The tandoor oven dates back to the ancient civilizations you learned about in grade school, the Indus Valley [modern-day Pakistan], the “fertile crescent.”
Traditionally powered by a wood or charcoal fire inside the oven, a tandoor can reach blistering high temperatures (up to 900F!).
In addition to being a kind of oven, the word tandoor, or tandoori, also describes a dish cooked in a tandoor. In our part of the world, “tandoori” describes a cuisine of grilled or roasted foods, marinated beforehand in a spicy mixture that often includes yogurt.
For example, Tandoori Chicken (pictured, right) is marinated in yogurt seasoned with garam masala, garlic, ginger, cumin, cayenne pepper, and other spices which impart the dish with a bright orange-red color. On the other hand, Chef Amy’s recipe for Grilled Pork Tandoor, skips the yogurt, and instead uses a spicy citrus-and-oil-based marinade to flavor cubed and skewered pork.
Traditionally baked at high heat in a tandoor, tandoori cuisine can also be prepared in a gas or electric oven, or on an outdoor grill.
The precise ingredient list for tandoori cuisine varies from region to region, but our Tandoori Spice Blend includes Coriander, Fenugreek, Cinnamon, Cumin, Cayenne Pepper, Black Pepper, Onion Powder, Ginger, Clove, Garlic, Bay Leaves, Nutmeg, and Celery. You can rub the spice blend rubbed directly on meat (or veg or tofu), or blend with yogurt or oil for a marinade.

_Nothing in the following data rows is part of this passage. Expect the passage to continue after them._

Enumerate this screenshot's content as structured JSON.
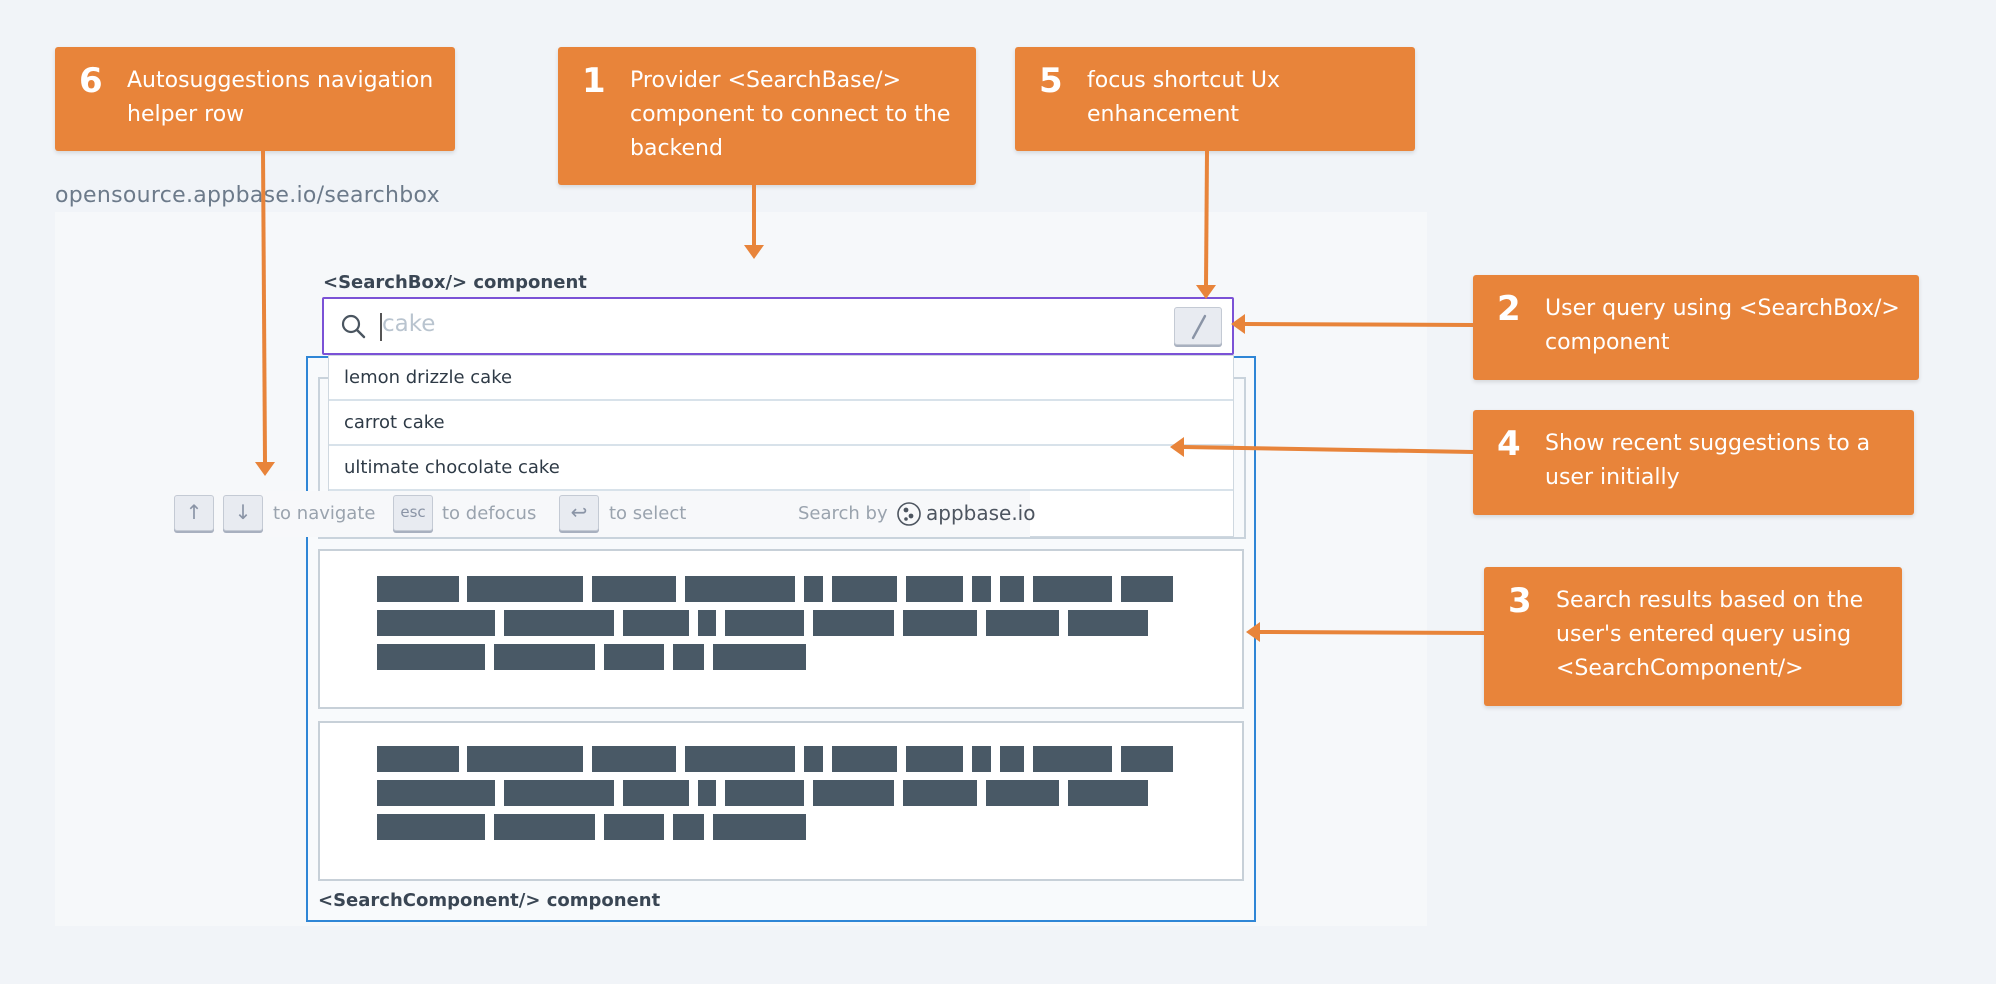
{
  "url": "opensource.appbase.io/searchbox",
  "labels": {
    "searchbox": "<SearchBox/> component",
    "searchcomponent": "<SearchComponent/> component"
  },
  "search_input": {
    "placeholder": "cake",
    "shortcut_key": "/"
  },
  "suggestions": [
    "lemon drizzle cake",
    "carrot cake",
    "ultimate chocolate cake"
  ],
  "helper_row": {
    "up_key": "↑",
    "down_key": "↓",
    "navigate_text": "to navigate",
    "esc_key": "esc",
    "defocus_text": "to defocus",
    "enter_key": "↩",
    "select_text": "to select",
    "search_by_text": "Search by",
    "brand": "appbase.io"
  },
  "callouts": [
    {
      "number": "6",
      "text": "Autosuggestions navigation helper row"
    },
    {
      "number": "1",
      "text": "Provider <SearchBase/> component to connect to the backend"
    },
    {
      "number": "5",
      "text": "focus shortcut Ux enhancement"
    },
    {
      "number": "2",
      "text": "User query using <SearchBox/> component"
    },
    {
      "number": "4",
      "text": "Show recent suggestions to a user initially"
    },
    {
      "number": "3",
      "text": "Search results based on the user's entered query using <SearchComponent/>"
    }
  ],
  "colors": {
    "callout": "#e8843a",
    "searchbox_border": "#7b52d6",
    "searchcomponent_border": "#2f86d6",
    "result_bar": "#495966"
  }
}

No 900-degree clay oven at your house? No worries. You can reproduce the vibrant color and robust flavor of traditional tandoori cooking: Marinate your dish for at least four hours, remove from Tandoori marinade, and bake (uncovered) for 45 minutes at 325F — or grill over direct high heat. Use leftover marinade for basting.